======== Excerpted data

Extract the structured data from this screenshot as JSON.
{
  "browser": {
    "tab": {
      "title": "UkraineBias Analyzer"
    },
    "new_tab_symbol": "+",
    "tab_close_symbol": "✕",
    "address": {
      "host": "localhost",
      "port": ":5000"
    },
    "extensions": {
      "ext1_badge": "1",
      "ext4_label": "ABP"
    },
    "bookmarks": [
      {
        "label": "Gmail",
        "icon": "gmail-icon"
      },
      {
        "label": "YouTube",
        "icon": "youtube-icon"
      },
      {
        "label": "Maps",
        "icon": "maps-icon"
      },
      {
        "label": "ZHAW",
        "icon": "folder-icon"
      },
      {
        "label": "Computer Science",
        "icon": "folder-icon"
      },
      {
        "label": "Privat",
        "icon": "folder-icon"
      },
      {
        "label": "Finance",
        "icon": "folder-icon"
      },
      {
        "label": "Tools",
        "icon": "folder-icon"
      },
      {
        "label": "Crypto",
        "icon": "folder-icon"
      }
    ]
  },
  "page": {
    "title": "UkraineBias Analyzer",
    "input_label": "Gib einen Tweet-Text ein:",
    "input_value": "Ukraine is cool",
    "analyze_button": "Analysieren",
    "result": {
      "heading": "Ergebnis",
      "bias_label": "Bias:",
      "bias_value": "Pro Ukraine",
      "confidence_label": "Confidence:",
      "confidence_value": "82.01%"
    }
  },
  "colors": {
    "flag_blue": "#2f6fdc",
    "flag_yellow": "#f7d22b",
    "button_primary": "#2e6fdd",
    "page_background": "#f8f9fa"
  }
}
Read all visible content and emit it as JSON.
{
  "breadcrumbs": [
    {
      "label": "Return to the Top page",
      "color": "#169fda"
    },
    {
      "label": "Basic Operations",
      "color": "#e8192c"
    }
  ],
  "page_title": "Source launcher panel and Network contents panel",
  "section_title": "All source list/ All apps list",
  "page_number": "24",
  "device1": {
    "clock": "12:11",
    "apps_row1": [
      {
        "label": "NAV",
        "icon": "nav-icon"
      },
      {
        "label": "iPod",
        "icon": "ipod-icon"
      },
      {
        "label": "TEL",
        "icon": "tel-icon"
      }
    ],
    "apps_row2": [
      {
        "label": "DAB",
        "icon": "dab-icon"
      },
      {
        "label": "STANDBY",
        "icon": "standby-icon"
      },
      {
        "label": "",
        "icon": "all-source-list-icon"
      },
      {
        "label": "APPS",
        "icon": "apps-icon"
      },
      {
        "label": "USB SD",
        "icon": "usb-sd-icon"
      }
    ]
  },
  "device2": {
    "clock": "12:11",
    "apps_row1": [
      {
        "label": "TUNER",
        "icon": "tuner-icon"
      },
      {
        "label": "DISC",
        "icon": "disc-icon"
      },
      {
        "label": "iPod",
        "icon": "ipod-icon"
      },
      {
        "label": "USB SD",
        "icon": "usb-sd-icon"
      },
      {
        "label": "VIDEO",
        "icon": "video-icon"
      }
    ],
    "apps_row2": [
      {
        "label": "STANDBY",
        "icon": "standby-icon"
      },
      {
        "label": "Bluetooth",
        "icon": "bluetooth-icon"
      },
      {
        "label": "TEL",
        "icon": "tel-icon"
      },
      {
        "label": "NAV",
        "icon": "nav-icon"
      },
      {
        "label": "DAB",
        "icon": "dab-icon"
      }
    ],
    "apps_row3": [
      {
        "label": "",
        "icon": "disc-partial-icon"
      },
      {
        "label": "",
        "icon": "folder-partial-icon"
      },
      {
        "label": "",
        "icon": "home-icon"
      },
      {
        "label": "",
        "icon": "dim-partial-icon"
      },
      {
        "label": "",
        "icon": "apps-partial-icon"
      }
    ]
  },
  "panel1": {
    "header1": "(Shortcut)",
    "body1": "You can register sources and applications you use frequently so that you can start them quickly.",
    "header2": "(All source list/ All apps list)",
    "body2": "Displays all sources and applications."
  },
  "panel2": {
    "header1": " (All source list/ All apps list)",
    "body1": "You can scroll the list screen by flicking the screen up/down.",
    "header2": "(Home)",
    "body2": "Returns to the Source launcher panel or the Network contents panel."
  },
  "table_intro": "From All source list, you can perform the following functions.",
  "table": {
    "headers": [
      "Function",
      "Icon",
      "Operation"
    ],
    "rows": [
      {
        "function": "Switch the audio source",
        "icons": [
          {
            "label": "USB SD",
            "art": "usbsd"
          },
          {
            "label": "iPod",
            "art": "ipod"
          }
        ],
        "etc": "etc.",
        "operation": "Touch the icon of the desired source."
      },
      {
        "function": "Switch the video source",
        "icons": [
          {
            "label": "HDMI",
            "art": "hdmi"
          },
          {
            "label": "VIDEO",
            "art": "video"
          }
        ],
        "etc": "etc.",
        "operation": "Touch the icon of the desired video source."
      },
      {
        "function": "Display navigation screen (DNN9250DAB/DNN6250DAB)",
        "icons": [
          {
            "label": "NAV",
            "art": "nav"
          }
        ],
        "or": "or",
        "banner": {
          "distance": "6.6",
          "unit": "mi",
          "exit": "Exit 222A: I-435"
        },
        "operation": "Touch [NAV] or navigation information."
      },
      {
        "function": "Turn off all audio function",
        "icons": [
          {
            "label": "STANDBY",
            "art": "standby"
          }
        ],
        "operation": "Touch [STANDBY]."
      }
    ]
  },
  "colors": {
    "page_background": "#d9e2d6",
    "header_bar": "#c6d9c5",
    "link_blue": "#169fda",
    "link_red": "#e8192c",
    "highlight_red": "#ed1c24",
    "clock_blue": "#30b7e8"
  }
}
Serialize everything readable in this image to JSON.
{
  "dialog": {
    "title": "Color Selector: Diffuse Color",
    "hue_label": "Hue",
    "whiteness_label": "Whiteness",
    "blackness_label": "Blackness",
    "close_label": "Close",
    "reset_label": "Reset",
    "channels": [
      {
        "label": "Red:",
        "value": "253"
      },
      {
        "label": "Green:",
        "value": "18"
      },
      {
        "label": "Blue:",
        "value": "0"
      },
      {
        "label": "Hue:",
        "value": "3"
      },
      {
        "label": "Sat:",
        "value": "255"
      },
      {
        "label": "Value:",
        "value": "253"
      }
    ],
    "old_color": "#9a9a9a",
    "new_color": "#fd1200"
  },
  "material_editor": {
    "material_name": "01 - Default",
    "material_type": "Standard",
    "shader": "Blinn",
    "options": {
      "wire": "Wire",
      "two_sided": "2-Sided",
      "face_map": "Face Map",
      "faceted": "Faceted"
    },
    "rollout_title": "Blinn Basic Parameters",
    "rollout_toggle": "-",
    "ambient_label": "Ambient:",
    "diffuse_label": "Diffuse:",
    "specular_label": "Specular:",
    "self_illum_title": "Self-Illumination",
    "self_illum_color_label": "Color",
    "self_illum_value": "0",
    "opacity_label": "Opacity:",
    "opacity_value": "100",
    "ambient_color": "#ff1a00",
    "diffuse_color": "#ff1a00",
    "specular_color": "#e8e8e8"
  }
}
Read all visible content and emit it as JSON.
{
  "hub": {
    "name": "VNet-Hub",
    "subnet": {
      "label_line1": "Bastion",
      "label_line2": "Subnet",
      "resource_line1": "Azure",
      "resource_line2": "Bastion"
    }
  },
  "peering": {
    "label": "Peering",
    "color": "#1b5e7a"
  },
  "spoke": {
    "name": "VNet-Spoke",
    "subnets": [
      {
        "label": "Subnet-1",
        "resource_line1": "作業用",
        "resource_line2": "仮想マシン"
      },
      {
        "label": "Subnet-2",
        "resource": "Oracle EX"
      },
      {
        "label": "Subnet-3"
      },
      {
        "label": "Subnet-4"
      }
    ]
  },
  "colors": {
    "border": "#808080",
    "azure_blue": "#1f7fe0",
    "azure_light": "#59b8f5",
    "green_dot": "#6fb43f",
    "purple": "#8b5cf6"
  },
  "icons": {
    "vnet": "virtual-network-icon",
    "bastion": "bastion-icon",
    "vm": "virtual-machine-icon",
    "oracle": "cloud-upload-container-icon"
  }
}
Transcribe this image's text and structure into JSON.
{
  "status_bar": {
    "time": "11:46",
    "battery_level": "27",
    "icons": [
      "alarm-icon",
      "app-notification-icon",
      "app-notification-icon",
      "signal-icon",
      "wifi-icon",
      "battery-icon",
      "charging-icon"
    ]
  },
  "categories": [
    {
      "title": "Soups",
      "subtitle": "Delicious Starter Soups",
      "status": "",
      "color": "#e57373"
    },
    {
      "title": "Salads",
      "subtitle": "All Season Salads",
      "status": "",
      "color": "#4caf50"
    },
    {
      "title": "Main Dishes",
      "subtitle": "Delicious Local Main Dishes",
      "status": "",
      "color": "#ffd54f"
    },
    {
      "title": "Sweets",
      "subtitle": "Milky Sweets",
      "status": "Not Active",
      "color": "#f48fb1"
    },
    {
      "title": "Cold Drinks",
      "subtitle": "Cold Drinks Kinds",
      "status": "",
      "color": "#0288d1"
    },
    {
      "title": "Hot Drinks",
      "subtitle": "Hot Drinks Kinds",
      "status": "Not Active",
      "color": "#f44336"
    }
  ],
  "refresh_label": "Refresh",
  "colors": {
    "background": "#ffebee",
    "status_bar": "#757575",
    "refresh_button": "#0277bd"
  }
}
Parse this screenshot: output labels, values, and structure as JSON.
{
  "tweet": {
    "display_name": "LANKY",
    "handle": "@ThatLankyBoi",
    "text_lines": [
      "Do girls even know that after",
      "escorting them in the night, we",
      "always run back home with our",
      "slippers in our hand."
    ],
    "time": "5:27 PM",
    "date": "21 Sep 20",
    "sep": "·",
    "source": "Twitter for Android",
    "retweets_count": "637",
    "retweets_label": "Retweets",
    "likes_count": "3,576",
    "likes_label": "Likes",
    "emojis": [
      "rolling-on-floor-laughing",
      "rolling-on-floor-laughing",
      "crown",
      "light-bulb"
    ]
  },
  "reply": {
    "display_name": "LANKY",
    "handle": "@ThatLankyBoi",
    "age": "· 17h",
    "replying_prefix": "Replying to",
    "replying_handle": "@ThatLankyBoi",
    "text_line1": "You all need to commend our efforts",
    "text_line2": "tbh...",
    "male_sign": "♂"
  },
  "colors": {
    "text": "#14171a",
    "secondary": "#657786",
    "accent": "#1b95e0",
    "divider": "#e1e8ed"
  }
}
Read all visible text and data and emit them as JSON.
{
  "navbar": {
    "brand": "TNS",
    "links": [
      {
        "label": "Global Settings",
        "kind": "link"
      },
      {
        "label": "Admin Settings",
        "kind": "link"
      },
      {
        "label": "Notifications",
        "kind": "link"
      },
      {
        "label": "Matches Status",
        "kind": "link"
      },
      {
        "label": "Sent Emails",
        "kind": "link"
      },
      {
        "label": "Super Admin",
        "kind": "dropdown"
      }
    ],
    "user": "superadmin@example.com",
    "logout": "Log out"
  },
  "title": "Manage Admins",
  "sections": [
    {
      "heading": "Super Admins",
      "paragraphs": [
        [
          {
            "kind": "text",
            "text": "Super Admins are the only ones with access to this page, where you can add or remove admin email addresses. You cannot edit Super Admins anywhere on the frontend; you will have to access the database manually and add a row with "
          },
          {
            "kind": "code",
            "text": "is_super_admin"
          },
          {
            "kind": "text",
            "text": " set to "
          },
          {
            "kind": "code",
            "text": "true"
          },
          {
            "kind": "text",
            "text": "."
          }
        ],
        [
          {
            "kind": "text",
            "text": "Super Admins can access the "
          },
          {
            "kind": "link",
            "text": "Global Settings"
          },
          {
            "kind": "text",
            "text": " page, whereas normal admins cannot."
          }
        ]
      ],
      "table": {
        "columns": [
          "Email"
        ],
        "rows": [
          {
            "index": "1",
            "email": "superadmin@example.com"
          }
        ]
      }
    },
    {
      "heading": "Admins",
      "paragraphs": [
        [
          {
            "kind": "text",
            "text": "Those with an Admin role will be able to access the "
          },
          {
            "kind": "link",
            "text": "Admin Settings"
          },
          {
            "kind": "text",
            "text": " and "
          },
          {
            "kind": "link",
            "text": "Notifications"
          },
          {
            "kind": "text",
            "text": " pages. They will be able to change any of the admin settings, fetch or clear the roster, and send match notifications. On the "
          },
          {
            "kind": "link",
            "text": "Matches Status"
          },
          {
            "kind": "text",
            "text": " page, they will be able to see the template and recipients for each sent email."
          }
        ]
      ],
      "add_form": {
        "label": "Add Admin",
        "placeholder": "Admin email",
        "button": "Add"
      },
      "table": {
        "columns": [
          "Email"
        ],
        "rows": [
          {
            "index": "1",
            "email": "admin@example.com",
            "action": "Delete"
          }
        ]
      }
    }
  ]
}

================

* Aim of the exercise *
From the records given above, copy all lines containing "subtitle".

* Exercise result *
      "subtitle": "Delicious Starter Soups",
      "subtitle": "All Season Salads",
      "subtitle": "Delicious Local Main Dishes",
      "subtitle": "Milky Sweets",
      "subtitle": "Cold Drinks Kinds",
      "subtitle": "Hot Drinks Kinds",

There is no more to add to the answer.